A Sorry Tale
I remember as a child being “forced” to apologise to someone for being rude.
I was in a bad mood and had ignored a cheery greeting as we were coming out of Mass. So I was “escorted” by my mother to the lady’s door. Of course, I apologised - there’s not much else to do when your mother is standing behind you.
I cleared my throat and said, “Mammy said I have to say that I’m sorry for ignoring you, even though she’s done it herself enough times. ”While being frog-marched home again, I gritted my teeth and wondered why I was still in trouble. I was more upset by that than anything else.
The willingness to be wrong has not come any easier to me in my adult years. But there is only one thing worse than having to say, “I’m sorry” when I’m in the wrong. And that is the seeming-cruel injustice of having to say it when I’m NOT in the wrong.
For some reason, apologising to that lady hadn’t put me back in my mother’s good books… (Well, how was I supposed to know that she hadn’t meant me to quote her directly?)
But whether we are not at fault (or just THINK we are not at fault), I reckon there is only one way to break a stalemate. It’s the only way to move forward in the hope that tomorrow might be a little easier than yesterday.
Remember what happened in school - if no one owned up then everyone suffered the punishment. That’s what happens with disunity and disharmony. Everyone involved suffers – even though not everyone involved caused it.
Jesus Himself turned this whole thing on its head. He stayed silent when being wrongly accused. He took the blame when He was blameless.&nbsp; He didn’t just take a random beating – He took a beating that I, MYSELF should have taken.

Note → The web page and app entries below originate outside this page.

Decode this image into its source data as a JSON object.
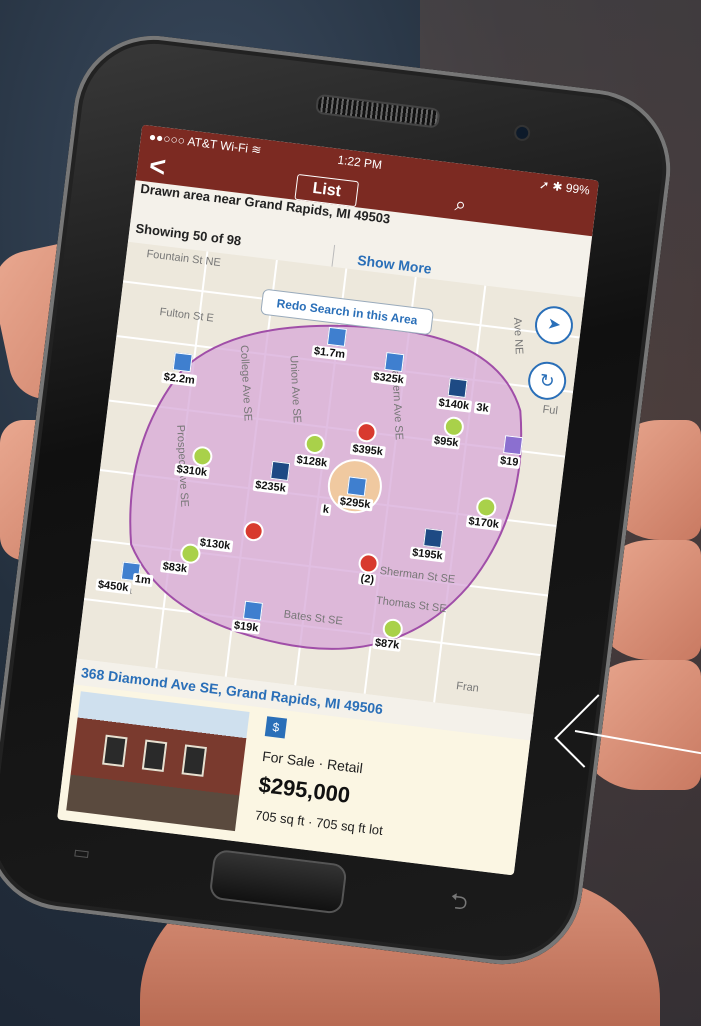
{
  "status": {
    "carrier": "●●○○○ AT&T Wi-Fi ≋",
    "time": "1:22 PM",
    "battery": "➚ ✱ 99%"
  },
  "topbar": {
    "back": "<",
    "list_label": "List",
    "search_icon": "search-icon",
    "home_icon": "home-icon"
  },
  "subhead": {
    "area": "Drawn area near Grand Rapids, MI 49503",
    "showing": "Showing 50 of 98",
    "show_more": "Show More"
  },
  "map": {
    "redo_label": "Redo Search in this Area",
    "streets": [
      "Fountain St NE",
      "Fulton St E",
      "College Ave SE",
      "Union Ave SE",
      "Eastern Ave SE",
      "Ave NE",
      "Prospect Ave SE",
      "Bates St SE",
      "Thomas St SE",
      "Sherman St SE",
      "Fran",
      "Fra",
      "Ful"
    ],
    "labels": [
      "$1.7m",
      "$325k",
      "$140k",
      "$2.2m",
      "$95k",
      "$19",
      "$395k",
      "$128k",
      "$310k",
      "$235k",
      "$295k",
      "$170k",
      "$195k",
      "$130k",
      "$83k",
      "$450k",
      "$19k",
      "$87k",
      "(2)",
      "3k",
      "k",
      "1m"
    ]
  },
  "listing": {
    "address": "368 Diamond Ave SE, Grand Rapids, MI 49506",
    "sale_type": "For Sale · Retail",
    "price": "$295,000",
    "size": "705 sq ft · 705 sq ft lot"
  },
  "colors": {
    "brand": "#7c2a22",
    "link": "#2a6fb8",
    "polygon": "#d7a8d8",
    "marker_blue": "#3f7fcf",
    "marker_green": "#a9d14a",
    "marker_red": "#d83a2e"
  }
}
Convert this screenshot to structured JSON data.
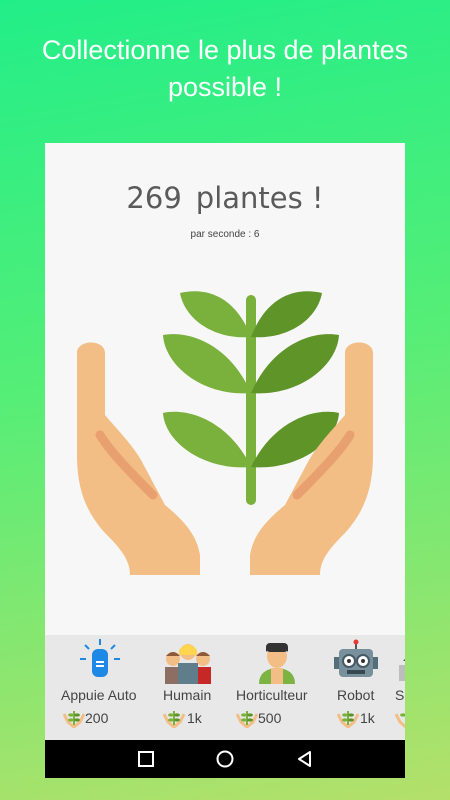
{
  "promo": {
    "line1": "Collectionne le plus de plantes",
    "line2": "possible !"
  },
  "counter": {
    "count": "269",
    "unit": "plantes !",
    "rate": "par seconde : 6"
  },
  "plant_button": {
    "icon": "hands-holding-plant-icon"
  },
  "shop": {
    "items": [
      {
        "name": "Appuie Auto",
        "cost": "200",
        "icon": "auto-tap-icon"
      },
      {
        "name": "Humain",
        "cost": "1k",
        "icon": "humans-icon"
      },
      {
        "name": "Horticulteur",
        "cost": "500",
        "icon": "gardener-icon"
      },
      {
        "name": "Robot",
        "cost": "1k",
        "icon": "robot-icon"
      },
      {
        "name": "S",
        "cost": "",
        "icon": "partial-item-icon"
      }
    ]
  },
  "navbar": {
    "back": "back-triangle-icon",
    "home": "home-circle-icon",
    "recents": "recents-square-icon"
  },
  "colors": {
    "background_top": "#22ee88",
    "background_bottom": "#b4e06a",
    "skin": "#f2be86",
    "skin_dark": "#e8a070",
    "leaf": "#7ab03c",
    "leaf_dark": "#5f9428"
  }
}
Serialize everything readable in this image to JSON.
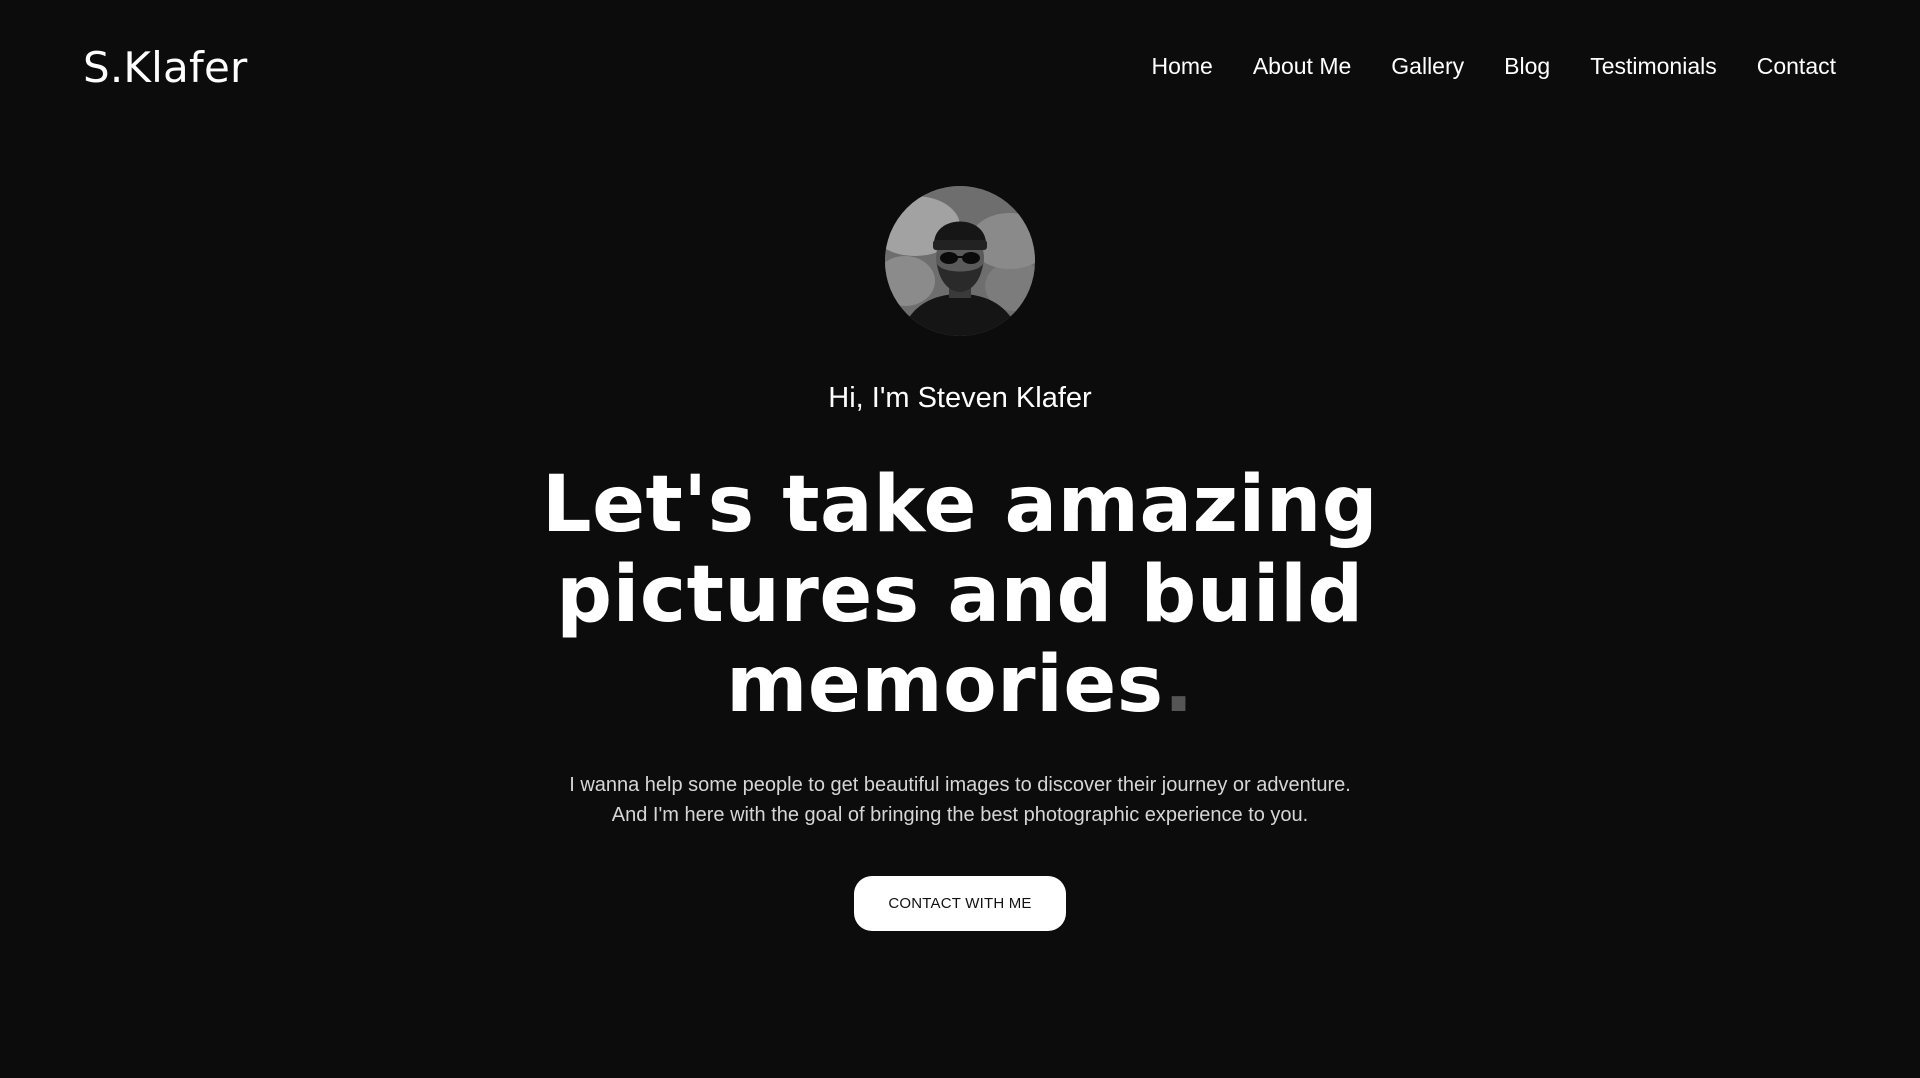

The least I can do is let it go that my sister borrowed something from me and then lost it! What was it? Oh, I can’t remember, it was 30 years ago. Still though…